───── Excerpted data ─────

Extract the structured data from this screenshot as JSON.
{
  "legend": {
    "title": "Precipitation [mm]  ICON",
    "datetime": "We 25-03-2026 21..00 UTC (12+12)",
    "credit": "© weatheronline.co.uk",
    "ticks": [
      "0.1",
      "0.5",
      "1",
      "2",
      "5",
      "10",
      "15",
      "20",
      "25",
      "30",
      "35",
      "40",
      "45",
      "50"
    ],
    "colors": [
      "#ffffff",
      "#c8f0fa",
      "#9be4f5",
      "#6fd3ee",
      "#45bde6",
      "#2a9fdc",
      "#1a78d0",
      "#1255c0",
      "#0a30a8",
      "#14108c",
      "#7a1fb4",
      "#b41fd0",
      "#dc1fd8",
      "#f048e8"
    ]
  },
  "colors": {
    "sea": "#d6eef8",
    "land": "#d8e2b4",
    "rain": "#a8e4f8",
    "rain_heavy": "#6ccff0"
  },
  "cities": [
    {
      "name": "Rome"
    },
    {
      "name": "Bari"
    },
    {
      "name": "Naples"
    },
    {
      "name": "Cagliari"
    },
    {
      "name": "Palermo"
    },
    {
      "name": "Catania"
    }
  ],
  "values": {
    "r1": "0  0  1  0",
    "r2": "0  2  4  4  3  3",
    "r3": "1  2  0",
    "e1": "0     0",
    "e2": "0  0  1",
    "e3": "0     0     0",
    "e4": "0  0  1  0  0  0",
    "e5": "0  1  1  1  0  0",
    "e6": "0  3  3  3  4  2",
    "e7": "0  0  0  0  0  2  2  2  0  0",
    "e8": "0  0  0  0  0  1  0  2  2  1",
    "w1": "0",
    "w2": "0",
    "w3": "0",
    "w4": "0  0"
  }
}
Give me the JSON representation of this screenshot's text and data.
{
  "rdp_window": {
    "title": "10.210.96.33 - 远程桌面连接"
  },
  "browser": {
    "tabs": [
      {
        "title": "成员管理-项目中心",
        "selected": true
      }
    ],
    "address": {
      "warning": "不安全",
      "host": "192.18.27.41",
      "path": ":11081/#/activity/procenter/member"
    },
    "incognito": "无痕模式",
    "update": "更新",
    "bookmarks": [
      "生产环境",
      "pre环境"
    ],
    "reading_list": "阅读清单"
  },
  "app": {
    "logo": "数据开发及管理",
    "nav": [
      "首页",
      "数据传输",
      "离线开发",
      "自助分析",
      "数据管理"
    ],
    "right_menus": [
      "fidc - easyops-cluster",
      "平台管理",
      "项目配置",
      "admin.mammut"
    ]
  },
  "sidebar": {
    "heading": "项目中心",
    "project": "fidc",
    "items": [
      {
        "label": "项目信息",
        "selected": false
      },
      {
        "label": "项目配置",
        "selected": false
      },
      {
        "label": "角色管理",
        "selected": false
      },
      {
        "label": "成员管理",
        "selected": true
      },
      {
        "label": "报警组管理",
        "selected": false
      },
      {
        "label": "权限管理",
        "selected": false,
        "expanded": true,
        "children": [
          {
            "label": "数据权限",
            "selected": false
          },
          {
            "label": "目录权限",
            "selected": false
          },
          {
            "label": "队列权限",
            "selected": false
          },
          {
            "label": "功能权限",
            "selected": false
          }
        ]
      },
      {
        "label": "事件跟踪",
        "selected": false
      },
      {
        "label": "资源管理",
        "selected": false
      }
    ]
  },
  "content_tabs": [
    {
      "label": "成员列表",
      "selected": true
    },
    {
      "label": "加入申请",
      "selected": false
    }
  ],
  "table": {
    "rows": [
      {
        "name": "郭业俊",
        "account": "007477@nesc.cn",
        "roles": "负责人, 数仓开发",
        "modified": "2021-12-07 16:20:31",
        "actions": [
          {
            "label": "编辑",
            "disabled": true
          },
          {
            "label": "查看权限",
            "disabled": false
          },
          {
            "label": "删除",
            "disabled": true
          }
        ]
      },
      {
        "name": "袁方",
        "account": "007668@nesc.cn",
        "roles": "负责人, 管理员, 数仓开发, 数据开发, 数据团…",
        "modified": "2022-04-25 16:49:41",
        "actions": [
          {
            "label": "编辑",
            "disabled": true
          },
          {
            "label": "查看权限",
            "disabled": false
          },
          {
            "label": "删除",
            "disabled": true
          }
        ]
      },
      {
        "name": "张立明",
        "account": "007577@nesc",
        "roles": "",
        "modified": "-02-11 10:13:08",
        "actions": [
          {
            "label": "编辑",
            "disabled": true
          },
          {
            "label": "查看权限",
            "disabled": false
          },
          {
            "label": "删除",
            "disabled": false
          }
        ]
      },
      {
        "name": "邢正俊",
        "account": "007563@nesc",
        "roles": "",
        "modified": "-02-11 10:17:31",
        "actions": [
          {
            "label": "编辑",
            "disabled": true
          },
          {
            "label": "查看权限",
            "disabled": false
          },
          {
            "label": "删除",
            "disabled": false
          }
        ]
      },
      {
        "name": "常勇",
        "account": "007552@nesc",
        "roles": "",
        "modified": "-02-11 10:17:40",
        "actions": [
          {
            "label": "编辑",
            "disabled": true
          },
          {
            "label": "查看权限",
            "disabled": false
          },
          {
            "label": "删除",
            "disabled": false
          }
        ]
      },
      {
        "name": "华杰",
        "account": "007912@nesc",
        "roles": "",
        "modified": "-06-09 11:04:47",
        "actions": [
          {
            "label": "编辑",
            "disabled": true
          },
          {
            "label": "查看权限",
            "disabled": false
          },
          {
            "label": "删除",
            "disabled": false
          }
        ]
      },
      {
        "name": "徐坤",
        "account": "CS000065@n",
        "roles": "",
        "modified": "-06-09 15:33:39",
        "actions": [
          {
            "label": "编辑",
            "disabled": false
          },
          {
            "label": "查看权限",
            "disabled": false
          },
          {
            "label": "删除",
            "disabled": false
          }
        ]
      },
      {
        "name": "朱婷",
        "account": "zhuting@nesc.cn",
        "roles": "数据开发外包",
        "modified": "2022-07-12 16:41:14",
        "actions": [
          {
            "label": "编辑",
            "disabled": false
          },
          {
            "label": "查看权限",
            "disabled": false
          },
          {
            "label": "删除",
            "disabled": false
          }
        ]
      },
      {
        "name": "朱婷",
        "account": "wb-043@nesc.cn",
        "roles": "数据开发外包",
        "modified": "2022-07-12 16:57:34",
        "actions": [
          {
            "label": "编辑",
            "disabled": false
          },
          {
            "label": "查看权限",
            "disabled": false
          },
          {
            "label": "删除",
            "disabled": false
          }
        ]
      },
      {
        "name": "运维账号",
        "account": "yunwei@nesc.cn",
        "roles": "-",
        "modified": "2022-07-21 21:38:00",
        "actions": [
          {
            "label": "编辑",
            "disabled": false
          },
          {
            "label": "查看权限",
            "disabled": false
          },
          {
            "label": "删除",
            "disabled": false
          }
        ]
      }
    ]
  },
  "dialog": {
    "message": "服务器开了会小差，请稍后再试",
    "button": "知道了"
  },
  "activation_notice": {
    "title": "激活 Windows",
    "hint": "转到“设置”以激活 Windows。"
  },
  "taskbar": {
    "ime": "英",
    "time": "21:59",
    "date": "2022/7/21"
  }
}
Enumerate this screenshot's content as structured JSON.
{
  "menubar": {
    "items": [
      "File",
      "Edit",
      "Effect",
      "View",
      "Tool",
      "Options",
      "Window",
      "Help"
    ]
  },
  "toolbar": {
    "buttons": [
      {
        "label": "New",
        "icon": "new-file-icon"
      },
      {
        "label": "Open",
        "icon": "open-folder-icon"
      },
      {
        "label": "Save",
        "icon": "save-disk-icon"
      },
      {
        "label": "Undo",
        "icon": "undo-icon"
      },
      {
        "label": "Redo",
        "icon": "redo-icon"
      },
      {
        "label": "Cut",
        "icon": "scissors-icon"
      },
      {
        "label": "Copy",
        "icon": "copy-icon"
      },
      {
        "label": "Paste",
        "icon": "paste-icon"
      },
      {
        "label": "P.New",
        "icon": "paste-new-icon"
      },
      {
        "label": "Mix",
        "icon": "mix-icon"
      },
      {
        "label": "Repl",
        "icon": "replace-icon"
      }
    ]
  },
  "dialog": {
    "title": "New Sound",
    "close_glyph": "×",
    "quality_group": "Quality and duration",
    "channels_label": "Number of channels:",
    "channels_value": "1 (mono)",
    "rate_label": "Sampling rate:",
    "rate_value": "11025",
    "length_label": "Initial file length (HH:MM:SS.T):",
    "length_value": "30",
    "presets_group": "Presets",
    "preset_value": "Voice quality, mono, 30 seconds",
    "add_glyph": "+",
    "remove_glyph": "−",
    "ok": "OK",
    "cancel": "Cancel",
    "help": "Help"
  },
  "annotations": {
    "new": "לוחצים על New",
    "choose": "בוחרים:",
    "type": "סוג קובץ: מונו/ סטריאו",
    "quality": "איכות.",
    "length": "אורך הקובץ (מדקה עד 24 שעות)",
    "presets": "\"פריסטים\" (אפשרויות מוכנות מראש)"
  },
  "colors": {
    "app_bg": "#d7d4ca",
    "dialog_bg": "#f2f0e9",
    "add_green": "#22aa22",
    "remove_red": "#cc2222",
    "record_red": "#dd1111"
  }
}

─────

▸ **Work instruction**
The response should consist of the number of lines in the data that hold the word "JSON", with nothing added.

▸ **Task output**
3